*What this task involves*. Exactly as written, output each of the lines below, with no images.
Start of Block
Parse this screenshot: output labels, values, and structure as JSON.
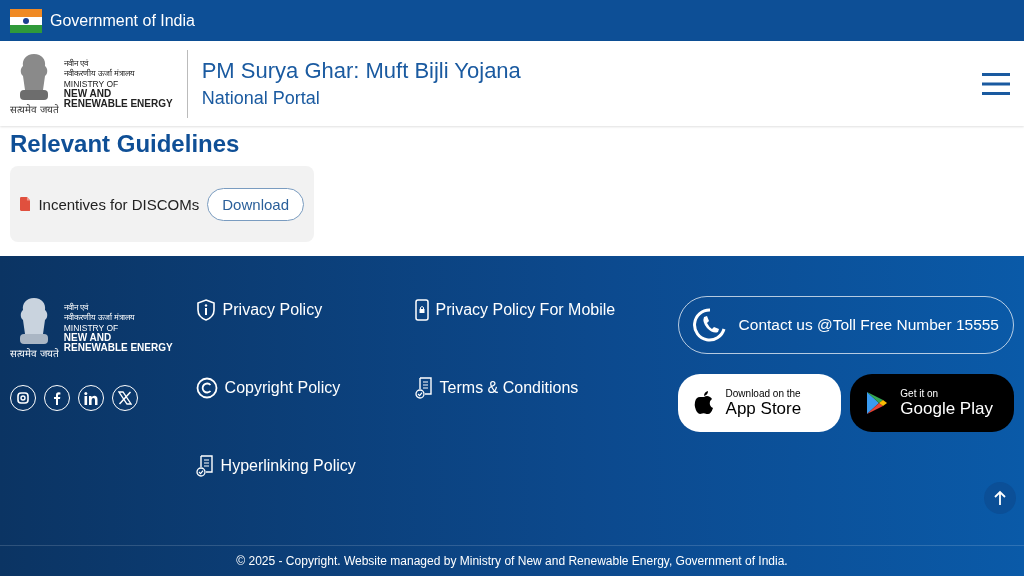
{
  "top_bar": {
    "label": "Government of India"
  },
  "header": {
    "ministry_logo": {
      "lines": [
        {
          "text": "नवीन एवं",
          "kind": "hindi"
        },
        {
          "text": "नवीकरणीय ऊर्जा मंत्रालय",
          "kind": "hindi"
        },
        {
          "text": "MINISTRY OF",
          "kind": "plain"
        },
        {
          "text": "NEW AND",
          "kind": "bold"
        },
        {
          "text": "RENEWABLE ENERGY",
          "kind": "bold"
        }
      ],
      "motto": "सत्यमेव जयते"
    },
    "title": "PM Surya Ghar: Muft Bijli Yojana",
    "subtitle": "National Portal"
  },
  "section": {
    "heading": "Relevant Guidelines",
    "documents": [
      {
        "name": "Incentives for DISCOMs",
        "action": "Download"
      }
    ]
  },
  "footer": {
    "ministry_logo": {
      "lines": [
        {
          "text": "नवीन एवं",
          "kind": "hindi"
        },
        {
          "text": "नवीकरणीय ऊर्जा मंत्रालय",
          "kind": "hindi"
        },
        {
          "text": "MINISTRY OF",
          "kind": "plain"
        },
        {
          "text": "NEW AND",
          "kind": "bold"
        },
        {
          "text": "RENEWABLE ENERGY",
          "kind": "bold"
        }
      ],
      "motto": "सत्यमेव जयते"
    },
    "social": [
      {
        "kind": "instagram"
      },
      {
        "kind": "facebook"
      },
      {
        "kind": "linkedin"
      },
      {
        "kind": "x"
      }
    ],
    "links": [
      {
        "label": "Privacy Policy",
        "kind": "privacy"
      },
      {
        "label": "Privacy Policy For Mobile",
        "kind": "mobile"
      },
      {
        "label": "Copyright Policy",
        "kind": "copyright"
      },
      {
        "label": "Terms & Conditions",
        "kind": "terms"
      },
      {
        "label": "Hyperlinking Policy",
        "kind": "hyperlink"
      }
    ],
    "contact": "Contact us @Toll Free Number 15555",
    "app_buttons": [
      {
        "kind": "apple",
        "small": "Download on the",
        "big": "App Store"
      },
      {
        "kind": "google",
        "small": "Get it on",
        "big": "Google Play"
      }
    ],
    "copyright": "© 2025 - Copyright. Website managed by Ministry of New and Renewable Energy, Government of India."
  }
}
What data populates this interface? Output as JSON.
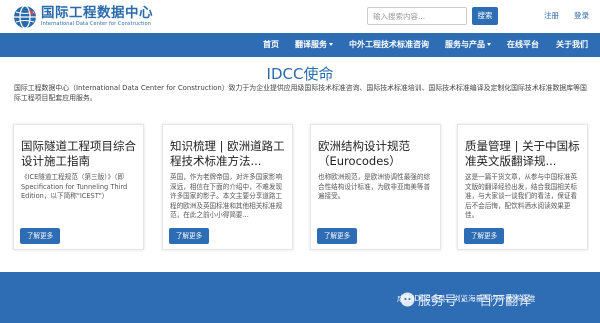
{
  "header": {
    "logo_title": "国际工程数据中心",
    "logo_subtitle": "International Data Center for Construction",
    "search_placeholder": "输入搜索内容...",
    "search_button": "搜索",
    "register": "注册",
    "login": "登录"
  },
  "nav": {
    "items": [
      {
        "label": "首页"
      },
      {
        "label": "翻译服务"
      },
      {
        "label": "中外工程技术标准咨询"
      },
      {
        "label": "服务与产品"
      },
      {
        "label": "在线平台"
      },
      {
        "label": "关于我们"
      }
    ]
  },
  "mission": {
    "title": "IDCC使命",
    "text": "国际工程数据中心（International Data Center for Construction）致力于为企业提供应用级国际技术标准咨询、国际技术标准培训、国际技术标准编译及定制化国际技术标准数据库等国际工程项目配套应用服务。"
  },
  "cards": [
    {
      "title": "国际隧道工程项目综合设计施工指南",
      "text": "《ICE隧道工程规范（第三版）》（即Specification for Tunneling Third Edition，以下简称\"ICEST\"）",
      "button": "了解更多"
    },
    {
      "title": "知识梳理 | 欧洲道路工程技术标准方法...",
      "text": "英国，作为老牌帝国，对许多国家影响深远，相信在下面的介绍中，不难发现许多国家的影子。本文主要分享道路工程的欧洲及英国标准和其他相关标准规范，在此之前小小得简要...",
      "button": "了解更多"
    },
    {
      "title": "欧洲结构设计规范（Eurocodes）",
      "text": "也称欧洲规范，是欧洲协调性最强的综合性结构设计标准，为欧非亚南美等普遍接受。",
      "button": "了解更多"
    },
    {
      "title": "质量管理 | 关于中国标准英文版翻译规...",
      "text": "这是一篇干货文章，从参与中国标准英文版的翻译经验出发，结合我国相关标准，与大家谈一谈我们的看法，保证看后不会后悔，配饮料酒水阅读效果更佳。",
      "button": "了解更多"
    }
  ],
  "banner": {
    "text": "成为IDCC会员，浏览海量国内外技术标准"
  },
  "watermark": {
    "text1": "服务号 ·",
    "text2": "百万翻译"
  },
  "colors": {
    "brand_blue": "#2e6db4",
    "title_blue": "#2b6aab"
  }
}
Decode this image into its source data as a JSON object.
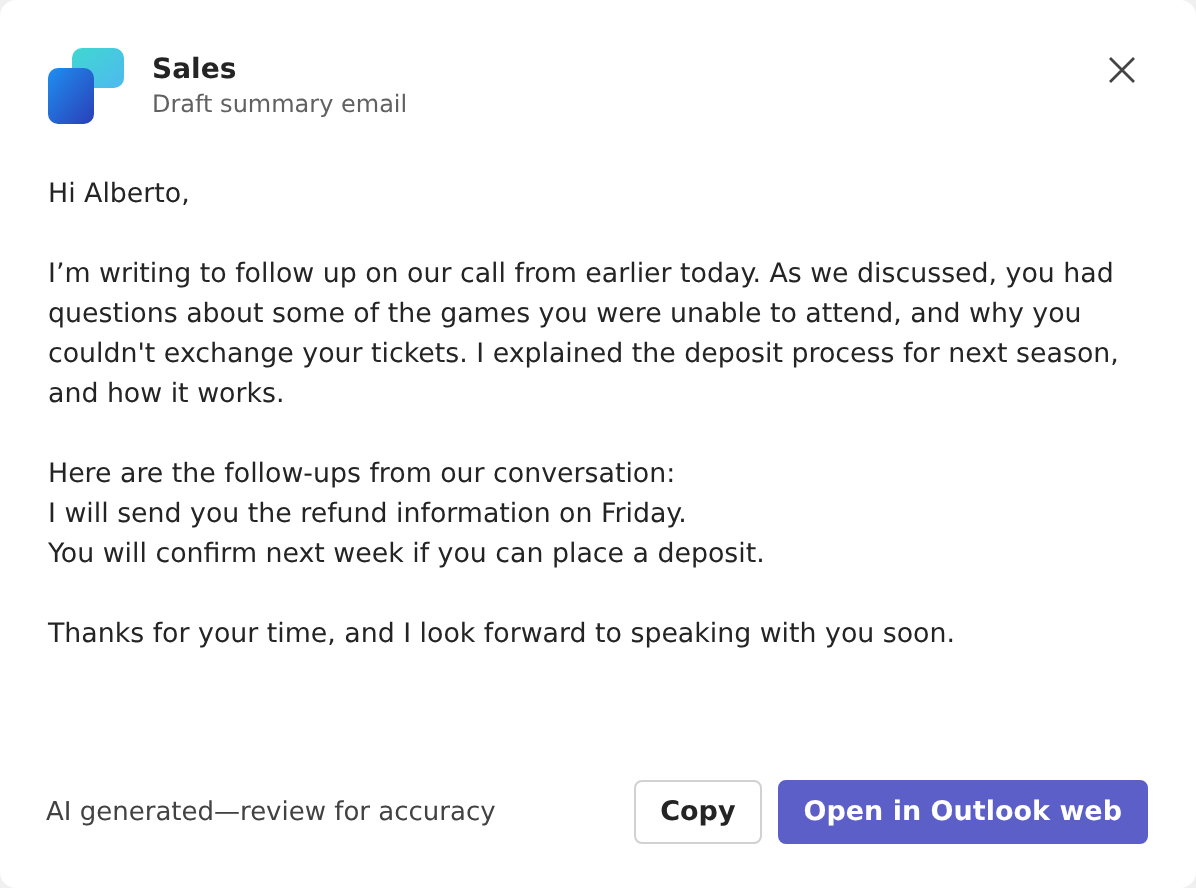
{
  "header": {
    "title": "Sales",
    "subtitle": "Draft summary email"
  },
  "paragraphs": [
    [
      "Hi Alberto,"
    ],
    [
      "I’m writing to follow up on our call from earlier today. As we discussed, you had questions about some of the games you were unable to attend, and why you couldn't exchange your tickets. I explained the deposit process for next season, and how it works."
    ],
    [
      "Here are the follow-ups from our conversation:",
      "I will send you the refund information on Friday.",
      "You will confirm next week if you can place a deposit."
    ],
    [
      "Thanks for your time, and I look forward to speaking with you soon."
    ]
  ],
  "footer": {
    "disclaimer": "AI generated—review for accuracy",
    "buttons": [
      {
        "label": "Copy",
        "kind": "secondary"
      },
      {
        "label": "Open in Outlook web",
        "kind": "primary"
      }
    ]
  }
}
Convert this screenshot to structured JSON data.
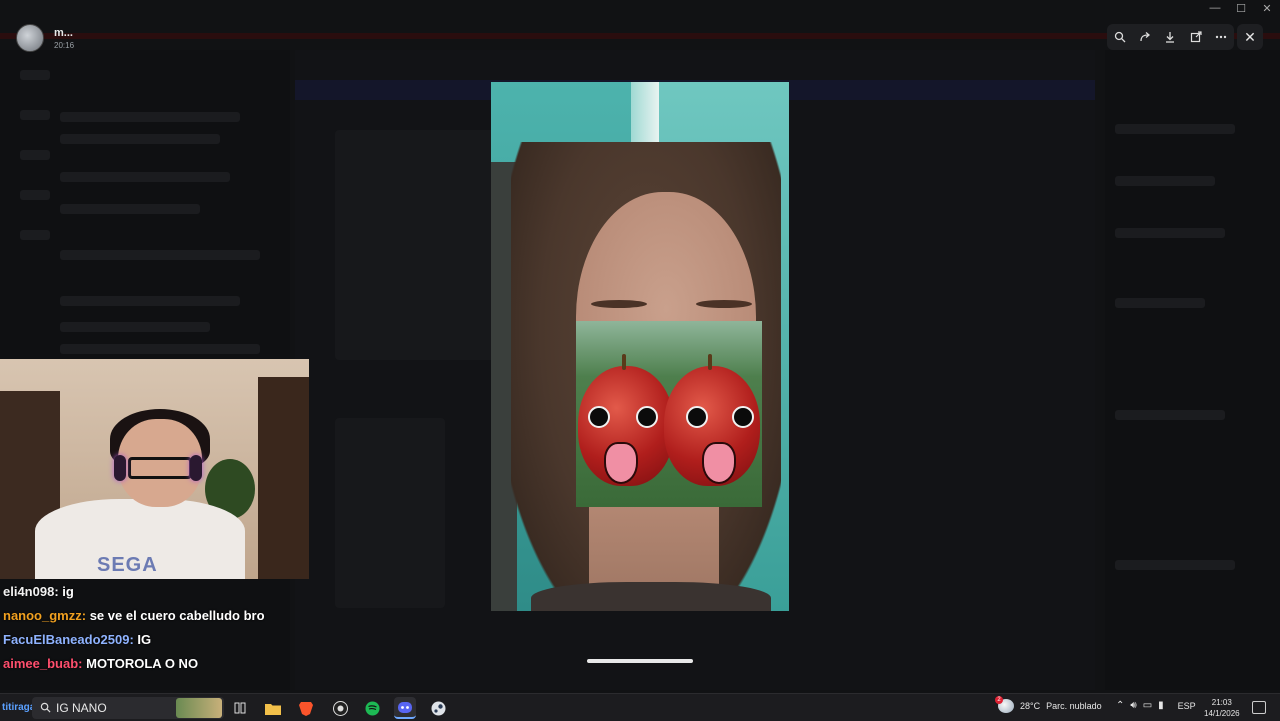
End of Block
*Written answer*.
Parse this screenshot: output labels, values, and structure as JSON.
{
  "top_bar": {
    "label": "Government of India"
  },
  "header": {
    "ministry_logo": {
      "lines": [
        {
          "text": "नवीन एवं",
          "kind": "hindi"
        },
        {
          "text": "नवीकरणीय ऊर्जा मंत्रालय",
          "kind": "hindi"
        },
        {
          "text": "MINISTRY OF",
          "kind": "plain"
        },
        {
          "text": "NEW AND",
          "kind": "bold"
        },
        {
          "text": "RENEWABLE ENERGY",
          "kind": "bold"
        }
      ],
      "motto": "सत्यमेव जयते"
    },
    "title": "PM Surya Ghar: Muft Bijli Yojana",
    "subtitle": "National Portal"
  },
  "section": {
    "heading": "Relevant Guidelines",
    "documents": [
      {
        "name": "Incentives for DISCOMs",
        "action": "Download"
      }
    ]
  },
  "footer": {
    "ministry_logo": {
      "lines": [
        {
          "text": "नवीन एवं",
          "kind": "hindi"
        },
        {
          "text": "नवीकरणीय ऊर्जा मंत्रालय",
          "kind": "hindi"
        },
        {
          "text": "MINISTRY OF",
          "kind": "plain"
        },
        {
          "text": "NEW AND",
          "kind": "bold"
        },
        {
          "text": "RENEWABLE ENERGY",
          "kind": "bold"
        }
      ],
      "motto": "सत्यमेव जयते"
    },
    "social": [
      {
        "kind": "instagram"
      },
      {
        "kind": "facebook"
      },
      {
        "kind": "linkedin"
      },
      {
        "kind": "x"
      }
    ],
    "links": [
      {
        "label": "Privacy Policy",
        "kind": "privacy"
      },
      {
        "label": "Privacy Policy For Mobile",
        "kind": "mobile"
      },
      {
        "label": "Copyright Policy",
        "kind": "copyright"
      },
      {
        "label": "Terms & Conditions",
        "kind": "terms"
      },
      {
        "label": "Hyperlinking Policy",
        "kind": "hyperlink"
      }
    ],
    "contact": "Contact us @Toll Free Number 15555",
    "app_buttons": [
      {
        "kind": "apple",
        "small": "Download on the",
        "big": "App Store"
      },
      {
        "kind": "google",
        "small": "Get it on",
        "big": "Google Play"
      }
    ],
    "copyright": "© 2025 - Copyright. Website managed by Ministry of New and Renewable Energy, Government of India."
  }
}
What data populates this interface? Output as JSON.
{
  "header": {
    "logo_title": "国际工程数据中心",
    "logo_subtitle": "International Data Center for Construction",
    "search_placeholder": "输入搜索内容...",
    "search_button": "搜索",
    "register": "注册",
    "login": "登录"
  },
  "nav": {
    "items": [
      {
        "label": "首页"
      },
      {
        "label": "翻译服务"
      },
      {
        "label": "中外工程技术标准咨询"
      },
      {
        "label": "服务与产品"
      },
      {
        "label": "在线平台"
      },
      {
        "label": "关于我们"
      }
    ]
  },
  "mission": {
    "title": "IDCC使命",
    "text": "国际工程数据中心（International Data Center for Construction）致力于为企业提供应用级国际技术标准咨询、国际技术标准培训、国际技术标准编译及定制化国际技术标准数据库等国际工程项目配套应用服务。"
  },
  "cards": [
    {
      "title": "国际隧道工程项目综合设计施工指南",
      "text": "《ICE隧道工程规范（第三版）》（即Specification for Tunneling Third Edition，以下简称\"ICEST\"）",
      "button": "了解更多"
    },
    {
      "title": "知识梳理 | 欧洲道路工程技术标准方法...",
      "text": "英国，作为老牌帝国，对许多国家影响深远，相信在下面的介绍中，不难发现许多国家的影子。本文主要分享道路工程的欧洲及英国标准和其他相关标准规范，在此之前小小得简要...",
      "button": "了解更多"
    },
    {
      "title": "欧洲结构设计规范（Eurocodes）",
      "text": "也称欧洲规范，是欧洲协调性最强的综合性结构设计标准，为欧非亚南美等普遍接受。",
      "button": "了解更多"
    },
    {
      "title": "质量管理 | 关于中国标准英文版翻译规...",
      "text": "这是一篇干货文章，从参与中国标准英文版的翻译经验出发，结合我国相关标准，与大家谈一谈我们的看法，保证看后不会后悔，配饮料酒水阅读效果更佳。",
      "button": "了解更多"
    }
  ],
  "banner": {
    "text": "成为IDCC会员，浏览海量国内外技术标准"
  },
  "watermark": {
    "text1": "服务号 ·",
    "text2": "百万翻译"
  },
  "colors": {
    "brand_blue": "#2e6db4",
    "title_blue": "#2b6aab"
  }
}
Decode this image into its source data as a JSON object.
{
  "header": {
    "title": "Sales",
    "subtitle": "Draft summary email"
  },
  "paragraphs": [
    [
      "Hi Alberto,"
    ],
    [
      "I’m writing to follow up on our call from earlier today. As we discussed, you had questions about some of the games you were unable to attend, and why you couldn't exchange your tickets. I explained the deposit process for next season, and how it works."
    ],
    [
      "Here are the follow-ups from our conversation:",
      "I will send you the refund information on Friday.",
      "You will confirm next week if you can place a deposit."
    ],
    [
      "Thanks for your time, and I look forward to speaking with you soon."
    ]
  ],
  "footer": {
    "disclaimer": "AI generated—review for accuracy",
    "buttons": [
      {
        "label": "Copy",
        "kind": "secondary"
      },
      {
        "label": "Open in Outlook web",
        "kind": "primary"
      }
    ]
  }
}
Convert this screenshot to structured JSON data.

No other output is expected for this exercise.